## Task description
Extract each line from the entries below that has the string "page" in it.

[Entries from a dataset of interfaces]
■ ■ ■ ■ ■

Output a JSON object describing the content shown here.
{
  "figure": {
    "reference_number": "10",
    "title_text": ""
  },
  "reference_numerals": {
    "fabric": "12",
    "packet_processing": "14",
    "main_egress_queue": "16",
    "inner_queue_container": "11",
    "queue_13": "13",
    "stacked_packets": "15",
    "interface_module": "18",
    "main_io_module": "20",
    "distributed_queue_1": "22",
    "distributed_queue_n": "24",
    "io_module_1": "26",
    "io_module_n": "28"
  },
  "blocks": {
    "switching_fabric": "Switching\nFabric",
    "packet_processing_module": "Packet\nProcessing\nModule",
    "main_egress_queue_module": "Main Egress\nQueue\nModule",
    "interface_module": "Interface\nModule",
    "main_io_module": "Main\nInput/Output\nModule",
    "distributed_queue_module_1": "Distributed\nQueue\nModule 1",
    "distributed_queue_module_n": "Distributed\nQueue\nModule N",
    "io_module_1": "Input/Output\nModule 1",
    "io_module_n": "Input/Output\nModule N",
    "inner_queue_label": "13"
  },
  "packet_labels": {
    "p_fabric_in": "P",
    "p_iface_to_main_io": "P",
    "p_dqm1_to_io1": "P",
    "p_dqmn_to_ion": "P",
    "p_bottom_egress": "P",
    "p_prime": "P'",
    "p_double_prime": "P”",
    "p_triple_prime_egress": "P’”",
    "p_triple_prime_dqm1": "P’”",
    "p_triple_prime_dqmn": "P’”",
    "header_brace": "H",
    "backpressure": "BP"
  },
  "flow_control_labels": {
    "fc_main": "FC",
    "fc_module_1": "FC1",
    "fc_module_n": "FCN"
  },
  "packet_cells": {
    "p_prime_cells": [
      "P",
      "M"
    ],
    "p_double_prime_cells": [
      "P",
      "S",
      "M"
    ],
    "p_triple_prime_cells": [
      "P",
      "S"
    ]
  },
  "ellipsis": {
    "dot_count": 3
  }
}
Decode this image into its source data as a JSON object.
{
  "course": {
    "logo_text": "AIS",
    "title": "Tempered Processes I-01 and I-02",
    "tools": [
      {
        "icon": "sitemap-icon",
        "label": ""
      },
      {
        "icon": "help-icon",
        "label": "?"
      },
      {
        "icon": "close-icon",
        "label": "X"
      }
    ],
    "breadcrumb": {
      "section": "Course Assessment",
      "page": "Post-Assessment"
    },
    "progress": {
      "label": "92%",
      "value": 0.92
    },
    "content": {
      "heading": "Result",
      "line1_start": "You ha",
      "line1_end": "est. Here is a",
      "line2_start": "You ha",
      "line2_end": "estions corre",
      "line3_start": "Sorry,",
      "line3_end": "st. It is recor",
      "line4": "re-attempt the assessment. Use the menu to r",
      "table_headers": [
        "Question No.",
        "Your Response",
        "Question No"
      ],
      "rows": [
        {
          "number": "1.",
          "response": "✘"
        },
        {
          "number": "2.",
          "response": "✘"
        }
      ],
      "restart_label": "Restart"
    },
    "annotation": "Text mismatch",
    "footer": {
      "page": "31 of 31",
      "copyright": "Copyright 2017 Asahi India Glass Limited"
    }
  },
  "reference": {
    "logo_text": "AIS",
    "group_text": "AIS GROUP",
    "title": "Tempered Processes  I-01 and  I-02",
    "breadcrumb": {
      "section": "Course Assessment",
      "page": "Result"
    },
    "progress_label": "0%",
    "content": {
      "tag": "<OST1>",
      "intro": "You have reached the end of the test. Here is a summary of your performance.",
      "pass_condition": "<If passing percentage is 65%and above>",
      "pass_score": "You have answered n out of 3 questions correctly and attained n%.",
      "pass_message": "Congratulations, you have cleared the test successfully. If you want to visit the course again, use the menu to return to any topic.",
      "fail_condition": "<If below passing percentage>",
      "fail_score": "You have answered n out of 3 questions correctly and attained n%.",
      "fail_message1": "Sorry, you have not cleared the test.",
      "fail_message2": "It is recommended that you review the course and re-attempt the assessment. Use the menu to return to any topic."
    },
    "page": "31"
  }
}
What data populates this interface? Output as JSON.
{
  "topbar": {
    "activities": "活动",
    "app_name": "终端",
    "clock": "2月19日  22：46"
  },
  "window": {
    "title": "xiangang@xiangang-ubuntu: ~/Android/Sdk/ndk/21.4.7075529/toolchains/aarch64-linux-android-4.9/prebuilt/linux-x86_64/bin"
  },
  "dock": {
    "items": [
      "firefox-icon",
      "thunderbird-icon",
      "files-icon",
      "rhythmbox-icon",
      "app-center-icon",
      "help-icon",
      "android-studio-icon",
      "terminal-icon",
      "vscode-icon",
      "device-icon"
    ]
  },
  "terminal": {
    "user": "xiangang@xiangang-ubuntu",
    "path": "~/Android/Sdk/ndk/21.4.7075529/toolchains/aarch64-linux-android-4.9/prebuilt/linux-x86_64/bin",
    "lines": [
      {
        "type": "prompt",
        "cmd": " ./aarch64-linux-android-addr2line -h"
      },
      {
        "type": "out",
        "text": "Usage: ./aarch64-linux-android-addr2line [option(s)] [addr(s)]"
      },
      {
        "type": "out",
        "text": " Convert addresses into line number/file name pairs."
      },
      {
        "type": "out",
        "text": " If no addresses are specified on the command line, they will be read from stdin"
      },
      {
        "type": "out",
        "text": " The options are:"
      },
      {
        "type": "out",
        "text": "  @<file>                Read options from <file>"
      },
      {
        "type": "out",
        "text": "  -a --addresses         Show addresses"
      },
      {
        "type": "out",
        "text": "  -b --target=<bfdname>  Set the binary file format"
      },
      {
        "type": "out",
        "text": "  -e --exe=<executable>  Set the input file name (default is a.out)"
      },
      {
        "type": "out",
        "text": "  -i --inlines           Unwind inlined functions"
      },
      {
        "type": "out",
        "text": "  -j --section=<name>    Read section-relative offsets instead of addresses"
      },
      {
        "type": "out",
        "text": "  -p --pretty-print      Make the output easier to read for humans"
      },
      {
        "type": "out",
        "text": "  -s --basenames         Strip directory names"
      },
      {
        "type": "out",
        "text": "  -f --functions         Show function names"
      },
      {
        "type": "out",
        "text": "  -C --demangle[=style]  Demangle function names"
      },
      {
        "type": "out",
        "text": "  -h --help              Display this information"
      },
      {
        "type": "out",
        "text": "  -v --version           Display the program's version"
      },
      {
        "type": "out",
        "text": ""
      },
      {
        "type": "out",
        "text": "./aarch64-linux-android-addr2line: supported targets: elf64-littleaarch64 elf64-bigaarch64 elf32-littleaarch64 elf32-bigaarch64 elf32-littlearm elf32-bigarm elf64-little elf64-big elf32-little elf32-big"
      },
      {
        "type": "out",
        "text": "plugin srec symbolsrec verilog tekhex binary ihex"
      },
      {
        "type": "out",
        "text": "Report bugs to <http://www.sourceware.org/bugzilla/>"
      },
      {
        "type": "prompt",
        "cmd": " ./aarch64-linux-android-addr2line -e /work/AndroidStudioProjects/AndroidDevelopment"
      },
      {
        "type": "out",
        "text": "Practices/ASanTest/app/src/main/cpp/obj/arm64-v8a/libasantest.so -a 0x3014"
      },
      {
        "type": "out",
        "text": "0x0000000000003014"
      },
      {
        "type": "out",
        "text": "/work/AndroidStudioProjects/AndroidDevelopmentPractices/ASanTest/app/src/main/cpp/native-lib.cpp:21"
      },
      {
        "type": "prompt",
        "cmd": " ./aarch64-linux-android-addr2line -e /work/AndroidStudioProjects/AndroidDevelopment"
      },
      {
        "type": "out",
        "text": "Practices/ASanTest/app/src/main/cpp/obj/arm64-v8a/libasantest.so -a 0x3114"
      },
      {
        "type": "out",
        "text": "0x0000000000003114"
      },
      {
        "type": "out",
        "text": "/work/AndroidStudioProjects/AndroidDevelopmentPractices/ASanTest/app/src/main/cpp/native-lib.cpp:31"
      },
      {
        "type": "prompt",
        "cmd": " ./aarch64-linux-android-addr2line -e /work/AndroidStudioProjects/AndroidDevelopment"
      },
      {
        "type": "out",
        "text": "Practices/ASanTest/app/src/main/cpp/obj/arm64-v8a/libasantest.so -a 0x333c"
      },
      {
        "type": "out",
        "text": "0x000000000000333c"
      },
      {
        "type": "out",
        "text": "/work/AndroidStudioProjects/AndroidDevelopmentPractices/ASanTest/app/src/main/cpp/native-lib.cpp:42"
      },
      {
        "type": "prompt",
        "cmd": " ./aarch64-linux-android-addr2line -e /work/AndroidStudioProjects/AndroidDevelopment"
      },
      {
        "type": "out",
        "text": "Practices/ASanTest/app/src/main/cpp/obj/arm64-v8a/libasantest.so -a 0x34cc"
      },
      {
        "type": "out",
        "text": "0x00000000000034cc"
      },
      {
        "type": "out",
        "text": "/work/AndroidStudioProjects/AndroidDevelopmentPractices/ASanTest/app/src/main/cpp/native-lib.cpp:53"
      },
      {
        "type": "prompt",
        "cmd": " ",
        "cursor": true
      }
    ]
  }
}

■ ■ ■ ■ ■

## Your response
      "page": "Post-Assessment"
      "page": "31 of 31",
      "page": "Result"
    "page": "31"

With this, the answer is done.